Superior Donuts

Beam ’em up, Scotty!

Beam ’em up, Scotty!

Superior Donuts; 7 p.m. Wednesday, 8 p.m. Thursday, Friday and Saturday, and 2 p.m. Sunday; $18-$32. Capital Stage, 2215 J Street; (916) 995-5464; Through November 13.

Capital Stage

2215 J St.
Sacramento, CA 95816

(916) 995-5464

Rated 5.0

When passersby pass by Capital Stage’s new home at 2215 J Street, the first thing they will see is an elegant metalwork sign displaying the theater’s name. The new interior is covered in beautiful archival shots of past shows and pays due homage to the previous six seasons of plays Capital Stage has produced. The first show of their seventh season, Tracy Letts’ Superior Donuts, is certainly worthy of adding to that collection of highlights.

Directed by Stephanie Gularte, the synced cast and charming script create a charged production that never disappoints.

Superior Donuts centers on the rocky-at-first relationship of small doughnut-shop owner Arthur Przybyszewski (Matt K. Miller), a descendant of Polish immigrants, and the spunky, urban dreamer Franco Wicks (Jammy K. Bulaya), as they work together to sell Arthur’s lackluster doughnuts and discuss black poets and the “Great American Novel.”

It takes place in the very recent past, and the issues are all quite current. With its lines about überpowerful banks and real-estate slumps, it—perhaps coincidentally—leads us to ponder the current climate and the activities of the Occupy Wall Street movement throughout the country.

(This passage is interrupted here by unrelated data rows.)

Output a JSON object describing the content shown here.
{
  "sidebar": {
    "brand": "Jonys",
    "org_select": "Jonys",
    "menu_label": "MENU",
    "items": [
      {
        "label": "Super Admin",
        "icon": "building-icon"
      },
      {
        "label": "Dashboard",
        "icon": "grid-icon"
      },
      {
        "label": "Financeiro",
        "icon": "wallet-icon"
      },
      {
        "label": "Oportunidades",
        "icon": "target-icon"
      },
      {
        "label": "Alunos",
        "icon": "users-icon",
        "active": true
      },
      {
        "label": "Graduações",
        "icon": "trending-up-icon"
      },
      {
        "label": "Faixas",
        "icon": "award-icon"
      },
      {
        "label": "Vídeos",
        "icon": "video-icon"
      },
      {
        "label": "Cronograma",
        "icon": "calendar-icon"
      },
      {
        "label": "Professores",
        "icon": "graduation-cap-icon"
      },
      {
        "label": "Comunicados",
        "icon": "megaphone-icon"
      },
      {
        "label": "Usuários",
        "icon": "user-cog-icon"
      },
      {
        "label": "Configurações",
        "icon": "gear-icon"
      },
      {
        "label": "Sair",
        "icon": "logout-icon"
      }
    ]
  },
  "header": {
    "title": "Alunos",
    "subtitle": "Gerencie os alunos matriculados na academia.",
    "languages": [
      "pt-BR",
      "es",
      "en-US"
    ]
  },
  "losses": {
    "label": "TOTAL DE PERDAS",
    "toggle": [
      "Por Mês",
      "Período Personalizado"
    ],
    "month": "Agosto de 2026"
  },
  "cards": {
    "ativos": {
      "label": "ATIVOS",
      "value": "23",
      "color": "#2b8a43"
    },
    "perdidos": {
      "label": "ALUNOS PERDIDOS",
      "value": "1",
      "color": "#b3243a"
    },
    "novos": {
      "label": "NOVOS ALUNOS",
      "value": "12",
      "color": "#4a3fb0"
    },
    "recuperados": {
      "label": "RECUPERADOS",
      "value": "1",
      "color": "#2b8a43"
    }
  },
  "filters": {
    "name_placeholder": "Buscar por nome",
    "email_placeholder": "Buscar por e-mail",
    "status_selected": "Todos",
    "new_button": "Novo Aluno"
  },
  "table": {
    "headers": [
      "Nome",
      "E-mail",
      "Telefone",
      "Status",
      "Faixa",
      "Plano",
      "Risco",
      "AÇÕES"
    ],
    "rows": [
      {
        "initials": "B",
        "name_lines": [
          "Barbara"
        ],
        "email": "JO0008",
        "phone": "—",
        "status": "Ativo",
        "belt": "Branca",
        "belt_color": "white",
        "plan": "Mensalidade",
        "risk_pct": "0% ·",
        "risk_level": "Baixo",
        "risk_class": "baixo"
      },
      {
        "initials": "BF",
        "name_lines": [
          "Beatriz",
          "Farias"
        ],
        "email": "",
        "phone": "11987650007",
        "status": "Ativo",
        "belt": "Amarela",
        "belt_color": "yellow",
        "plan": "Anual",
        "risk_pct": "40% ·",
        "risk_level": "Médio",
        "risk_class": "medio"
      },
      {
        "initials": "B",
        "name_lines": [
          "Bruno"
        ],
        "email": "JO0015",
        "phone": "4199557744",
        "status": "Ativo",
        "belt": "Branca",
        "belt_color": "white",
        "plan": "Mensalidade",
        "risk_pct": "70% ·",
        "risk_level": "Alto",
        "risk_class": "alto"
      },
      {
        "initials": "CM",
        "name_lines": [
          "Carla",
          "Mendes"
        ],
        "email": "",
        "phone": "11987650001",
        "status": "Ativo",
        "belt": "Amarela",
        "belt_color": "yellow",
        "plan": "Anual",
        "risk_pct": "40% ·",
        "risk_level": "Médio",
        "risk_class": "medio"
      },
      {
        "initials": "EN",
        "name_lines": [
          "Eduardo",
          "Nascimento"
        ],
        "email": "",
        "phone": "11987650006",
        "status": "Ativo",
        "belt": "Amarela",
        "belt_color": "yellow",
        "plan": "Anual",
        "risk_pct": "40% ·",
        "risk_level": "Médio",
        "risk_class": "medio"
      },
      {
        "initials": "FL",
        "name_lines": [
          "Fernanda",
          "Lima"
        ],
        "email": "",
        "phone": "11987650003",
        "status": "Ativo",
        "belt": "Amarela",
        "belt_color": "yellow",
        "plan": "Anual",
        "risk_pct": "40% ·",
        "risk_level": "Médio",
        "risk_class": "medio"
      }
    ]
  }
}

The characters make the play light and breezy, but the amazing prowess of each brings weight and substance to the play. This production uses the script to make life blossom inside the new black box theater, and the intimate environment lets the audience latch onto each character and easily feel real empathy.

Miller’s textured performance as the burned-out Arthur immediately puts the audience on his side; we want him to win. His character constantly reminisces on the nature of cowardice, not unlike a slightly ‘hippiefied’ version of Falstaff.

Bulaya knocks his part out of the park, and brings an adaptive and instantly likeable Franco to the table, a young black man who has an optimistic—and often naive—outlook on life. The supporting cast also brings out the nuance of the text, most notably the riotous Max Tarasov (Gary Pannullo) and the profound and homeless Lady Boyle (Janis Stevens).

Founding member and technical director Jonathon Williams’ set presents the coffee and doughnut shop as a sad, defeated place, and feels like what it’s meant to represent: Arthur’s past. The simple minutia that takes place onstage tricks the audience into accepting the play with little demand for ‘suspension of disbelief.’

Making the transition from the previous locale’s proscenium stage to the new thrust stage is not only a welcome change but also a seamless one. As multiple people were overheard saying throughout the night, there wasn’t a bad seat in the house.

With a production like this one, that’s a very good thing, indeed.